Scott Reviews Dee Rees’ Mudbound [Sundance 2017]

Mudbound is both intimate and epic; both small production and huge. A period piece centered around two families who live on a farmland in rural Mississippi – one tenant farmers, the other the farm owners – it also has to contend with members of each family going off to fight in World War II. At times, the production, organized through eight different companies, strains to meet its demands. But its limitations reflect those the characters face. While one might prefer to see an airplane dogfight from some vantage other than the pilot’s, well…so too would the pilot. The families are trapped on their farm, with little view of the world around them. This claustrophobia is their central conflict. For some, it’s an inability to escape. For others, it’s an inability to see beyond their bubble. And these factions brew a harsh world.

Because of this sort of scope, Mudbound has been hailed as fairly ambitious. Its grandest gambit is letting you underestimate how horribly people can treat one another. If there is one running theme throughout the film, it is how often we’ll excuse the behavior of people close to us in an effort to maintain stability. Even if that stability is awful.

Laura (Carey Mulligan) was a lonely woman in her early thirties when she married Henry (Jason Clarke), a man of some achievement who’s more resourceful than he is romantic. And resourceful he’ll need to be to make life on their newly-acquired farm suitable for his civilized wife. As it is, he was swindled out of money attempting to rent a proper house, and now they and their two children are forced to live in a rundown farmhouse with his elderly father, known simply as Pappy (Jonathan Banks). They have the help of their tenants and employees, the Jackson family – father Hap (Rob Morgan) and mother Florence (Mary J. Blige) – and a good deal of inherited racism that Henry exploits to drag Hap into all manner of chores.

Laura is a rare character for this type of story. She’s a strong-willed woman who nevertheless is extremely devoted to her husband, despite the many things he does to upset or ignore her, and especially despite her attraction to his much-more-charming brother Jamie (Garrett Hedlund). She recognizes how inconsiderate Henry is towards the Jacksons, always barging in on their family time to demand Hap’s help. She especially recognizes the overt racism Pappy expresses towards them. She doesn’t approve of it, but does little to stop either. Mulligan excels at playing this sort of yearning, her eyes almost naturally suggesting desolation.
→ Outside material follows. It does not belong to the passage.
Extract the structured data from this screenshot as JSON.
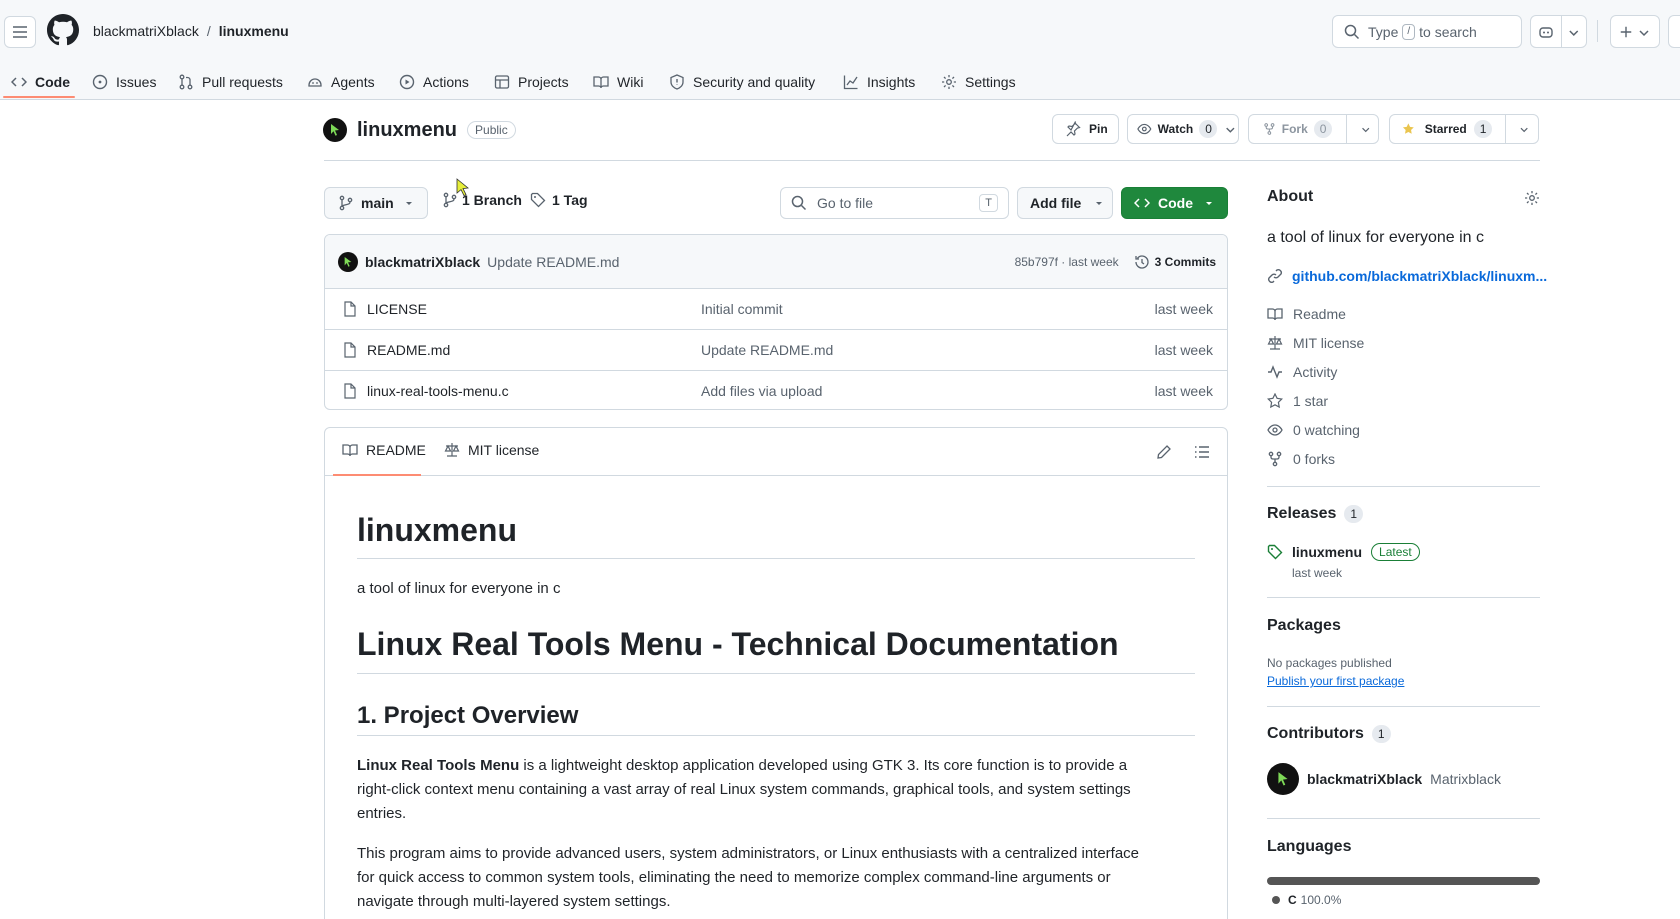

Conflict between the families come to a head when Jamie and the Jacksons’ son Ronsel (Jason Mitchell) return home from the war. Both were decorated soldiers overseas, and neither has exactly received a hero’s welcome. The war is truly over, and victory doesn’t feel won. Dee Rees, who cowrote the screenplay with Virgil Williams and directed the film, doesn’t fall into the easy trap of painting the Jacksons as too holy for the fact that they are essentially victims. Hap can be as prideful as Henry, and Florence probably even more so than Laura. But Rees is sensitive to the way the underprivileged are forced to be more righteous than their oppressors, for one step out of line will be far more calamitous for them.

Formally, Rees and Williams seem to have a good handle on Hillary Jordan’s novel, which I have admittedly not read. The pitfall in any adaptation is the potential for it to feel too rushed, scrambling to cover hundreds of pages of plot in a two-hour film. Mudbound proceeds at a fairly leisurely pace, making time for character beats that mean nothing at all to the plot. Its only real handicap as adaptation is in the form of voiceover. Nearly every major character is gifted a chance to speak, and it has a way of underlining or intruding into the drama rather than emboldening it, but the language is so damn refined and pleasurable that it’s tough to hold it much against it. But what’s especially sensitive about the writing is how the film builds conflict and relationships where the outcome feels inevitable, but the specifics of how it is realized still caught me completely off-guard. Which is sort of the point – one has a sense of how the world works, and one works within the rules you think exist, but the world has a way of surprising you. Sometimes those surprises are quite pleasant; an unexpected romance or a helping hand. But just as often, they’re terribly, terribly punishing.

More from Scott Nye

Scott Reviews David Lowery’s A Ghost Story [Sundance 2017]

Possibly a masterpiece; definitely a rich, lovely, moving film.
Read More